Since 2007, we’ve offered Transition2Work® nationwide as a supplement to workers’ compensation return-to-work programs nationwide. By placing injured workers at local nonprofit organizations to perform light duty work when their employer cannot accommodate their physical restrictions on-site, the program provides benefits to the injured worker, company, and the community.
Those same benefits our workers’ compensation clients already realize — costs savings, reduced claim duration, and helping injured workers get back to work quickly while making a positive contribution to their community — also extend to non-occupational disability claims.
Additionally, including non-occupational injuries in a comprehensive return-to-work program is good practice. Policies and procedures that require injured employees to be completely free of restrictions before returning to work or do not treat occupational and non-occupational disabilities similarly by offering temporary transitional duty risk violating ADAAA guidelines. Employers can help ensure they are ADAAA compliant by offering reasonable accommodation for all injured employees, regardless of how the employee is injured.
Caring Companies = Engaged Employees
Clients who are already using Transition2Work for their Integrated Disability programs are experiencing excellent results, including positive feedback from their employees, which is a defining factor for any successful return-to-work program.
Employees at a company with a strong return-to-work program enjoy the certainty of knowing what will happen if they are injured and that their company is committed to retaining them if they are injured whether on-the-job or off. The Gallup-Sharecare Well-Being Index shows that employees who know their company is committed to their health and recovery take a more active role in their own health needs. By being an advocate for the employee, companies create the biggest advocate for an employee’s recovery – themselves. Employees who are actively involved in their recovery process recover faster and suffer less from psycho-social issues.

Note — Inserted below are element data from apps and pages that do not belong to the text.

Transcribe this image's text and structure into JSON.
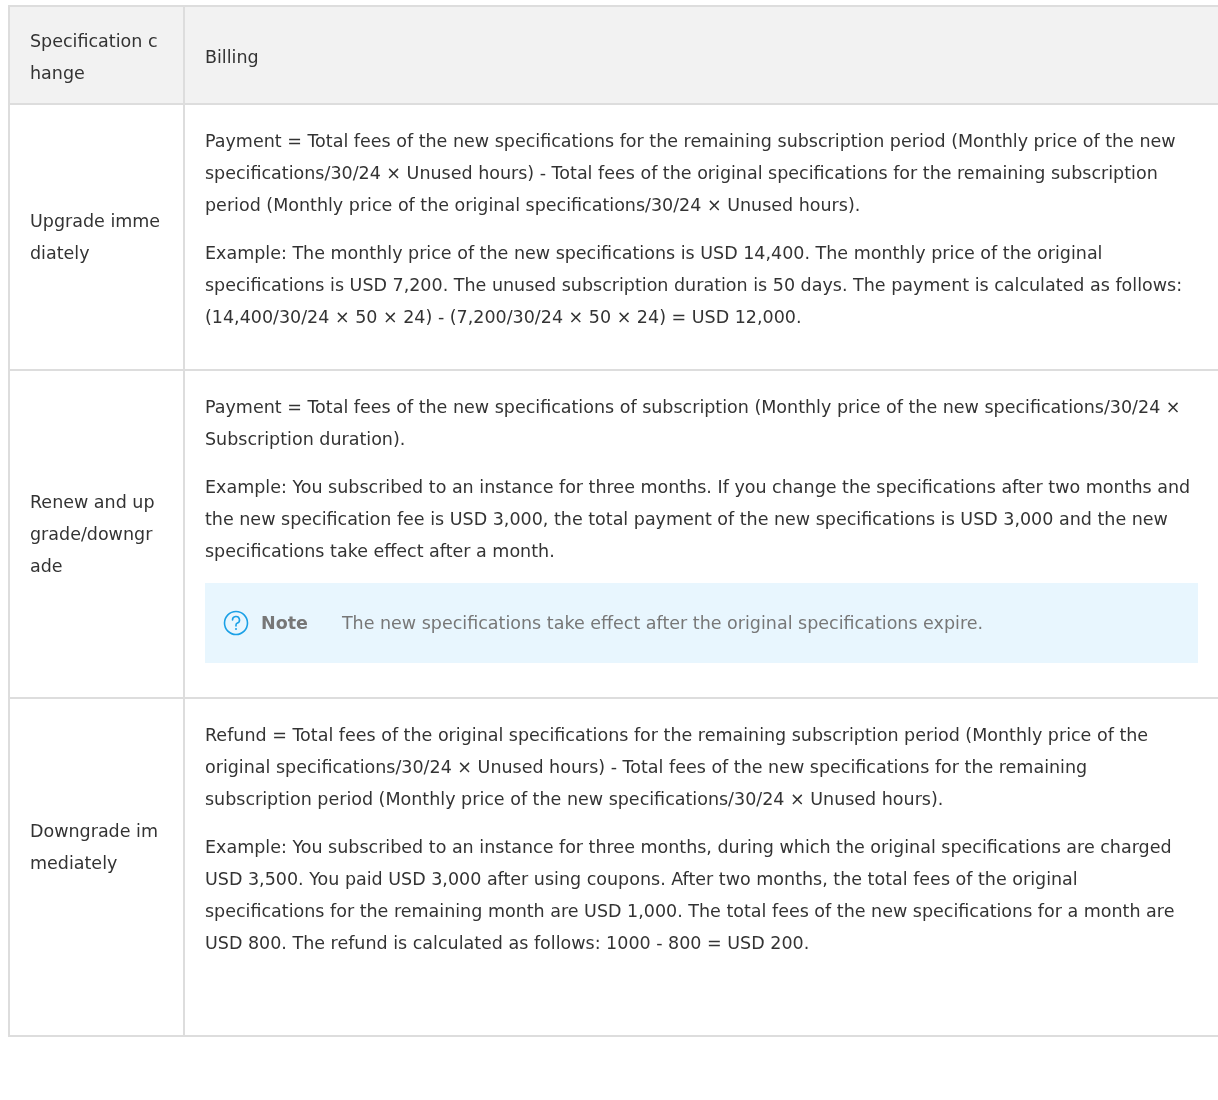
{
  "table": {
    "columns": [
      "Specification change",
      "Billing"
    ],
    "rows": [
      {
        "change": "Upgrade immediately",
        "paragraphs": [
          "Payment = Total fees of the new specifications for the remaining subscription period (Monthly price of the new specifications/30/24 × Unused hours) - Total fees of the original specifications for the remaining subscription period (Monthly price of the original specifications/30/24 × Unused hours).",
          "Example: The monthly price of the new specifications is USD 14,400. The monthly price of the original specifications is USD 7,200. The unused subscription duration is 50 days. The payment is calculated as follows: (14,400/30/24 × 50 × 24) - (7,200/30/24 × 50 × 24) = USD 12,000."
        ]
      },
      {
        "change": "Renew and upgrade/downgrade",
        "paragraphs": [
          "Payment = Total fees of the new specifications of subscription (Monthly price of the new specifications/30/24 × Subscription duration).",
          "Example: You subscribed to an instance for three months. If you change the specifications after two months and the new specification fee is USD 3,000, the total payment of the new specifications is USD 3,000 and the new specifications take effect after a month."
        ],
        "note": {
          "label": "Note",
          "text": "The new specifications take effect after the original specifications expire."
        }
      },
      {
        "change": "Downgrade immediately",
        "paragraphs": [
          "Refund = Total fees of the original specifications for the remaining subscription period (Monthly price of the original specifications/30/24 × Unused hours) - Total fees of the new specifications for the remaining subscription period (Monthly price of the new specifications/30/24 × Unused hours).",
          "Example: You subscribed to an instance for three months, during which the original specifications are charged USD 3,500. You paid USD 3,000 after using coupons. After two months, the total fees of the original specifications for the remaining month are USD 1,000. The total fees of the new specifications for a month are USD 800. The refund is calculated as follows: 1000 - 800 = USD 200."
        ]
      }
    ]
  }
}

The Americans with Disabilities Act (ADA), enacted in 1990 and amended in 2008, prohibits discrimination based on disability. Under the ADA, employers are required to provide reasonable accommodations to qualified individuals with disabilities unless doing so would pose undue hardship.
The Equal Employment Opportunity Commission (EEOC) has broadened the definition of disability under the ADAAA (ADA Amendments Act of 2008) which increased the number of employees who are entitled to accommodations. The ADAAA requires employers who have 15 or more employees to assess accommodations for any employee who may need them regardless of whether the disability arose from a work or non-work related injury or illness.
A program that does not offer transitional duty to all employees risks violating the ADAAA unless they have a legitimate business reason for doing so. Noncompliance with these guidelines can lead to increased litigation. For example, in 2009 the EEOC found Jewel-Osco violated the ADAAA by prohibiting disabled employees from participating in the company’s 90-day light duty program if they were not injured on the job.
Cost Savings for Both Employee and Employer
Non-occupational injury costs are much greater for employers than costs under workers’ compensation.
Robert Wilson, president & CEO of WorkersCompensation.com, said, “A study done a number of years ago in the Canadian Province of Saskatchewan revealed that the costs for employers for non-occupational injuries was something in the order of ten times greater than their occupationally caused counterparts.”
Peter Rousmaniere, a columnist for the Workers’ Compensation Institute, points out that, “On a per capita basis, the total health and wage replacement costs come to about $5,000 per worker per year. Compare that to the per capita costs of workers’ comp benefits of the American worker, which is around $500 (that is, when you divide the entire workers’ comp benefit bill by the total number of employees).”
Whether an employee was injured on-the-job or off, the Bureau of Labor Statistics reports that the likelihood of an injured employee returning to work decreases from 90% during the first month, to just 50% after 6 months. After a year, the likelihood drops down to 5%.
An injured employee who is provided with the ability to transition back to their regular position can save a company thousands of dollars just by returning to work. A paper from the Center for American Progress reviewed 30 case studies in 11 research papers that provided estimates of the cost of turnover and found that businesses on average spend about one-fifth of an employee’s annual salary to replace that worker. Costs include the cost of hiring, onboarding and training, and cost of time while the position is unfilled.
By incorporating non-occupational injuries into a comprehensive return-to-work program, employers can save in the long-term. Effective return-to-work programs can lessen the need to replace employees, lower employee turnover, and reduce associated costs with new hires such as recruitment, hiring, and onboarding. Companies also show that they care about their employees and that they have an avenue to attract, and more importantly, retain talented, valued employees.
For employees, this means a weekend softball injury won’t jeopardize their position and the opportunity to participate in temporary transitional duty, with their physician’s approval, may get them back to work and earning income faster.
This information is made available for educational purposes only and is not intended to constitute legal advice.